* [EXERCISE OBJECTIVE]:
Set the data down again so that every line matches exactly.

Data records for software interfaces:
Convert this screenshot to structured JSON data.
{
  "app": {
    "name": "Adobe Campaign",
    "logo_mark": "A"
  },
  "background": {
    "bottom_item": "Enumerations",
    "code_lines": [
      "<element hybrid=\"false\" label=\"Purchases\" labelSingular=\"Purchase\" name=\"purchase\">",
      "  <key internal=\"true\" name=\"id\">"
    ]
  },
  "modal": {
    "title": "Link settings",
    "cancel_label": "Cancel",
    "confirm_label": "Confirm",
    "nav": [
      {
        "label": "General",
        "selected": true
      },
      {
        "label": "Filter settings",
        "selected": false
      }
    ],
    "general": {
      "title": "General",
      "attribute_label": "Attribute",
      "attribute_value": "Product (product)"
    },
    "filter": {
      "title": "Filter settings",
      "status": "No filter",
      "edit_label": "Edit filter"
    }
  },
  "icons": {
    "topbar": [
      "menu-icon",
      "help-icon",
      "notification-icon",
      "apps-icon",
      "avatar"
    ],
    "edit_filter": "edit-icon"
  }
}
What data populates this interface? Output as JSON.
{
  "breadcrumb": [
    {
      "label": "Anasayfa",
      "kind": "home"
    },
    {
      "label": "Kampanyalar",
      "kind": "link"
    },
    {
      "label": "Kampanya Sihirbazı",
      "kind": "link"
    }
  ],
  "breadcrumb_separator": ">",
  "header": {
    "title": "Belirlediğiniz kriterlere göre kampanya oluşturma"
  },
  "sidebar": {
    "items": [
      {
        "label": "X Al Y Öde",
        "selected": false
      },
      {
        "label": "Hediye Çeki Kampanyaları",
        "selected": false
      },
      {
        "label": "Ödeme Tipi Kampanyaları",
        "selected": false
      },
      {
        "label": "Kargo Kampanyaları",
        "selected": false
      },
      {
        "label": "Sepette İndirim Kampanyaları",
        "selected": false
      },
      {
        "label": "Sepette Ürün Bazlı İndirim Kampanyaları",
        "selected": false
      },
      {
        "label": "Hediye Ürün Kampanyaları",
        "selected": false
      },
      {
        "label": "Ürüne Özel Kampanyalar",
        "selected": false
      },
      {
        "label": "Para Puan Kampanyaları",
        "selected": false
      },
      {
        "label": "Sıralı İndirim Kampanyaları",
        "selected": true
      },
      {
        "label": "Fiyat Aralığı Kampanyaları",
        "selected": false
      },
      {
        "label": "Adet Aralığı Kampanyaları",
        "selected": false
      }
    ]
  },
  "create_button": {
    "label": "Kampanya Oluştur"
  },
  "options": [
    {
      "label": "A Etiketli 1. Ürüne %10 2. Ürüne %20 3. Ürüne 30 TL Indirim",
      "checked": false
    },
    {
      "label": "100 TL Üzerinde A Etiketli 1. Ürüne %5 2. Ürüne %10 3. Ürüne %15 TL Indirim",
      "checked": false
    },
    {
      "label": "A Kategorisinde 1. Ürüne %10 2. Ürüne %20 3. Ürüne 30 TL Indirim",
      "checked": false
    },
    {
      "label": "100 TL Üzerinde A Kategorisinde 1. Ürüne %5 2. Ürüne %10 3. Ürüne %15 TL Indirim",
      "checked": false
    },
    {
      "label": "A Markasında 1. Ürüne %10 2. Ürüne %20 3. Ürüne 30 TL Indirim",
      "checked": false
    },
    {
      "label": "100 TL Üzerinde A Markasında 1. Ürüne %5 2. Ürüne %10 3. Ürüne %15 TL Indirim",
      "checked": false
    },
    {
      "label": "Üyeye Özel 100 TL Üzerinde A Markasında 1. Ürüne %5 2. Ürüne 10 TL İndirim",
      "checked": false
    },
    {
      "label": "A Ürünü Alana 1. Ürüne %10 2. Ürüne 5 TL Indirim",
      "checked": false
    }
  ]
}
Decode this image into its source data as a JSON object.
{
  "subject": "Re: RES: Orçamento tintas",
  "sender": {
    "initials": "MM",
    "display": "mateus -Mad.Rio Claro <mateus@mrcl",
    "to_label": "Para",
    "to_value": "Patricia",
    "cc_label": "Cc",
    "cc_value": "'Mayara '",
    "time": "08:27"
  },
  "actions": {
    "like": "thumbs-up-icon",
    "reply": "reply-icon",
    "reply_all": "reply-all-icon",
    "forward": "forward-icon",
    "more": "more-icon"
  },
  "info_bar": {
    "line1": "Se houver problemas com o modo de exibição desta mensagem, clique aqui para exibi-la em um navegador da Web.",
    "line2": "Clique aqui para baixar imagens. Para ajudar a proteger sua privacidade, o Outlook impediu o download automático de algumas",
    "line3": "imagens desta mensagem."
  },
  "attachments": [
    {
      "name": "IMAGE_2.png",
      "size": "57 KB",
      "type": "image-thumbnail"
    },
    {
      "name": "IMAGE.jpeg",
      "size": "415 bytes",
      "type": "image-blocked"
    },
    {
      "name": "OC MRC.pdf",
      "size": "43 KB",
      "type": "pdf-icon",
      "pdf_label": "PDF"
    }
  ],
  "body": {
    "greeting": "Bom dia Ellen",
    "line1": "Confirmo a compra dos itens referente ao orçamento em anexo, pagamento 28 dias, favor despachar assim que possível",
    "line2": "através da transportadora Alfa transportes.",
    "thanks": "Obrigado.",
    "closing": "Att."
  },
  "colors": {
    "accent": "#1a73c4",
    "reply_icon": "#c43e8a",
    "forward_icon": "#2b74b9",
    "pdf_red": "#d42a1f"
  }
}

* [RESULT FOR THIS TASK]:
Convert this screenshot to structured JSON data.
{
  "app": {
    "name": "Adobe Campaign",
    "logo_mark": "A"
  },
  "background": {
    "bottom_item": "Enumerations",
    "code_lines": [
      "<element hybrid=\"false\" label=\"Purchases\" labelSingular=\"Purchase\" name=\"purchase\">",
      "  <key internal=\"true\" name=\"id\">"
    ]
  },
  "modal": {
    "title": "Link settings",
    "cancel_label": "Cancel",
    "confirm_label": "Confirm",
    "nav": [
      {
        "label": "General",
        "selected": true
      },
      {
        "label": "Filter settings",
        "selected": false
      }
    ],
    "general": {
      "title": "General",
      "attribute_label": "Attribute",
      "attribute_value": "Product (product)"
    },
    "filter": {
      "title": "Filter settings",
      "status": "No filter",
      "edit_label": "Edit filter"
    }
  },
  "icons": {
    "topbar": [
      "menu-icon",
      "help-icon",
      "notification-icon",
      "apps-icon",
      "avatar"
    ],
    "edit_filter": "edit-icon"
  }
}
What data populates this interface? Output as JSON.
{
  "breadcrumb": [
    {
      "label": "Anasayfa",
      "kind": "home"
    },
    {
      "label": "Kampanyalar",
      "kind": "link"
    },
    {
      "label": "Kampanya Sihirbazı",
      "kind": "link"
    }
  ],
  "breadcrumb_separator": ">",
  "header": {
    "title": "Belirlediğiniz kriterlere göre kampanya oluşturma"
  },
  "sidebar": {
    "items": [
      {
        "label": "X Al Y Öde",
        "selected": false
      },
      {
        "label": "Hediye Çeki Kampanyaları",
        "selected": false
      },
      {
        "label": "Ödeme Tipi Kampanyaları",
        "selected": false
      },
      {
        "label": "Kargo Kampanyaları",
        "selected": false
      },
      {
        "label": "Sepette İndirim Kampanyaları",
        "selected": false
      },
      {
        "label": "Sepette Ürün Bazlı İndirim Kampanyaları",
        "selected": false
      },
      {
        "label": "Hediye Ürün Kampanyaları",
        "selected": false
      },
      {
        "label": "Ürüne Özel Kampanyalar",
        "selected": false
      },
      {
        "label": "Para Puan Kampanyaları",
        "selected": false
      },
      {
        "label": "Sıralı İndirim Kampanyaları",
        "selected": true
      },
      {
        "label": "Fiyat Aralığı Kampanyaları",
        "selected": false
      },
      {
        "label": "Adet Aralığı Kampanyaları",
        "selected": false
      }
    ]
  },
  "create_button": {
    "label": "Kampanya Oluştur"
  },
  "options": [
    {
      "label": "A Etiketli 1. Ürüne %10 2. Ürüne %20 3. Ürüne 30 TL Indirim",
      "checked": false
    },
    {
      "label": "100 TL Üzerinde A Etiketli 1. Ürüne %5 2. Ürüne %10 3. Ürüne %15 TL Indirim",
      "checked": false
    },
    {
      "label": "A Kategorisinde 1. Ürüne %10 2. Ürüne %20 3. Ürüne 30 TL Indirim",
      "checked": false
    },
    {
      "label": "100 TL Üzerinde A Kategorisinde 1. Ürüne %5 2. Ürüne %10 3. Ürüne %15 TL Indirim",
      "checked": false
    },
    {
      "label": "A Markasında 1. Ürüne %10 2. Ürüne %20 3. Ürüne 30 TL Indirim",
      "checked": false
    },
    {
      "label": "100 TL Üzerinde A Markasında 1. Ürüne %5 2. Ürüne %10 3. Ürüne %15 TL Indirim",
      "checked": false
    },
    {
      "label": "Üyeye Özel 100 TL Üzerinde A Markasında 1. Ürüne %5 2. Ürüne 10 TL İndirim",
      "checked": false
    },
    {
      "label": "A Ürünü Alana 1. Ürüne %10 2. Ürüne 5 TL Indirim",
      "checked": false
    }
  ]
}
Decode this image into its source data as a JSON object.
{
  "subject": "Re: RES: Orçamento tintas",
  "sender": {
    "initials": "MM",
    "display": "mateus -Mad.Rio Claro <mateus@mrcl",
    "to_label": "Para",
    "to_value": "Patricia",
    "cc_label": "Cc",
    "cc_value": "'Mayara '",
    "time": "08:27"
  },
  "actions": {
    "like": "thumbs-up-icon",
    "reply": "reply-icon",
    "reply_all": "reply-all-icon",
    "forward": "forward-icon",
    "more": "more-icon"
  },
  "info_bar": {
    "line1": "Se houver problemas com o modo de exibição desta mensagem, clique aqui para exibi-la em um navegador da Web.",
    "line2": "Clique aqui para baixar imagens. Para ajudar a proteger sua privacidade, o Outlook impediu o download automático de algumas",
    "line3": "imagens desta mensagem."
  },
  "attachments": [
    {
      "name": "IMAGE_2.png",
      "size": "57 KB",
      "type": "image-thumbnail"
    },
    {
      "name": "IMAGE.jpeg",
      "size": "415 bytes",
      "type": "image-blocked"
    },
    {
      "name": "OC MRC.pdf",
      "size": "43 KB",
      "type": "pdf-icon",
      "pdf_label": "PDF"
    }
  ],
  "body": {
    "greeting": "Bom dia Ellen",
    "line1": "Confirmo a compra dos itens referente ao orçamento em anexo, pagamento 28 dias, favor despachar assim que possível",
    "line2": "através da transportadora Alfa transportes.",
    "thanks": "Obrigado.",
    "closing": "Att."
  },
  "colors": {
    "accent": "#1a73c4",
    "reply_icon": "#c43e8a",
    "forward_icon": "#2b74b9",
    "pdf_red": "#d42a1f"
  }
}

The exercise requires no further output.